Plans to allow YUSU societies, sports clubs and volunteering groups to endorse candidates in this year’s elections were scrapped on Sunday.
An email sent out to all YUSU societies over three hours after online campaigning started, read: “We appreciate that this is an unusually late reversal of our position – endorsements were something we really wanted to have this year and it’s a shame that it won’t be possible.”
The regulations were going to apply only to those running for Full-Time Officer positions.
On January 26, societies were sent an email informing them that they could now officially endorse candidates, but it now appears this was premature as the new voting rules had not been run by the Policy Review Group.
This is a panel of students who serve a variety of functions in YUSU, including approving any changes to the YUSU election rules.
An emergency meeting was called on February 7 to discuss the issue and it was decided to reject the policy.
A statement released by the panel in the wake of the decision said: “The hurried nature through which these controversial changes would have been passed, led us to the conclusion that a far more comprehensive consultation with the student body was needed before the PRG felt comfortable allowing society, sport and volunteering endorsements to occur.
“Whilst we have no reason to believe the bypassing of the PRG was deliberate, it is extremely worrying that the only body which is able to effectively scrutinise decisions made by YUSU was almost completely circumvented in this process.
“We have a duty to ensure that the election rules are open, fair and maximise participation. Due to the many concerns that were raised, and the tight schedule of the rapidly approaching elections, we felt it would have been irresponsible to approve them in such a rushed manner.
“We recommend that society endorsements are looked into further, and the wider student body is properly consulted.”
However a number of amendments were made during the emergency meeting where it was proposed that the policy change should be adopted in its reformed state for the 2017 elections.
Ben Lombardo, Chair of Octopush told York Vision: “While this doesn’t personally affect me, I can imagine some other people are disturbed by this last minute change.”
Grace Lievesley, Chair of York DramaSoc, said: “I personally didn’t agree with endorsing candidates anyway because I was uncomfortable for a committee to choose a candidate to endorse, when that committee comprises of under 10% of the society’s members.
Even though we have the same common interests through our society, we still have different views and opinions and I wouldn’t want to tell anyone who to vote for.
“As for YUSU changing this rule, I’m glad they’ve reconsidered it but don’t understand why it got rushed through and revoked so quickly.
“As a society chair I knew endorsement was something we could do but I had no idea about any rules surrounding it.

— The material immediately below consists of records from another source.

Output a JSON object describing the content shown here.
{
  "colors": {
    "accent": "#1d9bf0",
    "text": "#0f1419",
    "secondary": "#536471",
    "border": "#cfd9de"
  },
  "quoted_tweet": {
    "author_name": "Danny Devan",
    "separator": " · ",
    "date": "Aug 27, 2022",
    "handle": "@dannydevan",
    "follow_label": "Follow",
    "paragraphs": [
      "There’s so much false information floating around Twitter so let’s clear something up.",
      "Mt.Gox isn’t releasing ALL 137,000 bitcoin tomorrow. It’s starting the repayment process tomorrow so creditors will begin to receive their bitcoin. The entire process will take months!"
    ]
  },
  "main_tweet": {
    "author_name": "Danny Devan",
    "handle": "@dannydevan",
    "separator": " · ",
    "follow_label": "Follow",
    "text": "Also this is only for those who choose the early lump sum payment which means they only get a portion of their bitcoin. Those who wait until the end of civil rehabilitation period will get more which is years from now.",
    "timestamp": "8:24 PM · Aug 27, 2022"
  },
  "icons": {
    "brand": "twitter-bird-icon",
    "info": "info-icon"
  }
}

“While this doesn’t personally affect me, I can imagine some other people are disturbed by this last minute change. I’ve no idea why the change has been implemented and would like to know what has happened.”